Indeed, as a senior Democrat congressional aide explained to Fox News, “Since the Senate is organized on a majority basis, Democrats would have more power over committees and legislation if the majority is 51 seats. If it's 50-50, the good news is that nothing changes, but that's also not an optimal place for a party officially in control.”

Mixed reactions emerge

The Biden administration's pronounced lack of alarm over Sinema's decision was echoed by a number of voices on the left, including Sen. Jon Tester (D-MT), who discussed the situation with Chuck Todd on NBC's Meet the Press Sunday.

“Look, I was surprised she made the change, but functionally, I don't think that changes the thing.
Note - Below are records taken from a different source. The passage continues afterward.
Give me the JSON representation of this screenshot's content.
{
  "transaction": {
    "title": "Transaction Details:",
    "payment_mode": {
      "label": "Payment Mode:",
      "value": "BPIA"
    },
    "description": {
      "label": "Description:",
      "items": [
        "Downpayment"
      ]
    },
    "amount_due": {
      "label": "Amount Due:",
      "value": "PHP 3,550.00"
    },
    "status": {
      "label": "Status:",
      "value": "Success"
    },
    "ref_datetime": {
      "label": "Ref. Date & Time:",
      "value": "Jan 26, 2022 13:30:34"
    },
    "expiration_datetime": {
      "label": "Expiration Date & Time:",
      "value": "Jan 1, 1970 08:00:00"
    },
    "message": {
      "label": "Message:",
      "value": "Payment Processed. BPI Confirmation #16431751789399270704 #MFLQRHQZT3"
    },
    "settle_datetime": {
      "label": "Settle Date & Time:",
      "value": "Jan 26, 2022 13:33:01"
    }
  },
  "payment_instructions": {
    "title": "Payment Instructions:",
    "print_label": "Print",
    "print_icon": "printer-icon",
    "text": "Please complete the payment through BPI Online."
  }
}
I think we're going to continue doing the same thing that we were doing, whether she was an independent or part of the Democratic caucus, because she's going to continue to caucus with the Democrats,” Tester explained.

Vermont Sen. Bernie Sanders, himself an independent, seemed to shrug off Sinema's switch, though he did indicate his suspicion that it was prompted by potential challengers for her seat from within Arizona.
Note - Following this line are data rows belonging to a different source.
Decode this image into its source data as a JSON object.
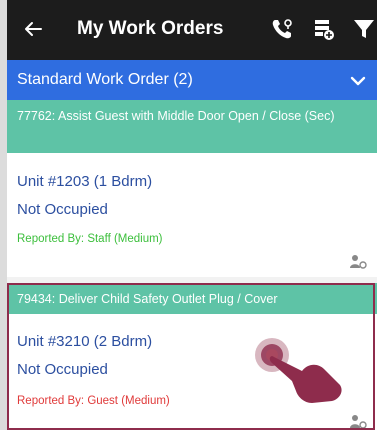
{
  "header": {
    "title": "My Work Orders",
    "icons": [
      "back-arrow-icon",
      "phone-call-icon",
      "add-list-icon",
      "filter-icon"
    ]
  },
  "section": {
    "title": "Standard Work Order (2)",
    "expanded": true
  },
  "work_orders": [
    {
      "heading": "77762: Assist Guest with Middle Door Open / Close (Sec)",
      "unit": "Unit #1203 (1 Bdrm)",
      "occupancy": "Not Occupied",
      "reported_by": "Reported By: Staff (Medium)",
      "reported_color": "#3cbf3c"
    },
    {
      "heading": "79434: Deliver Child Safety Outlet Plug / Cover",
      "unit": "Unit #3210 (2 Bdrm)",
      "occupancy": "Not Occupied",
      "reported_by": "Reported By: Guest (Medium)",
      "reported_color": "#e03a3a"
    }
  ],
  "colors": {
    "topbar": "#1c1c1c",
    "section": "#2f6de0",
    "wo_header": "#5ec3a6",
    "highlight": "#8e2c4c"
  }
}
“The Democrats there are not all that enthusiastic about somebody who helped sabotage some of the most important legislation that protects the interests of working families – voting rights and so forth,” Sanders remarked on CNN. “But for us, I think nothing much has changed in terms of the functioning of the U.S. Senate,” he added.

Despite the efforts of some on the left to minimize the senator's departure from the party, as Fox News noted, ABC political director Rick Klein portrayed it as a “gut punch with real implications for how [Democrats] govern and how they campaign.”

“A natural extension”

Though her colleagues clearly have their own takes on what spurred Sinema to take her leave from Democrat party and the impact her choice may have, the senator herself said it was simply a function of principle.

“In a natural extension of my service since I was first elected to Congress, I have joined the growing numbers of Arizonans who reject party politics by declaring my independence from the broken partisan system in Washington,” Sinema said.

Sinema declared her unwillingness to “bend to party pressure” something that is “rare in Washington,” and in the wake of her departure, many are now wondering whether Sen. Joe Manchin (D-WV) – also known for frequently throwing a wrench into liberal legislative priorities – may follow suit and bolt as well.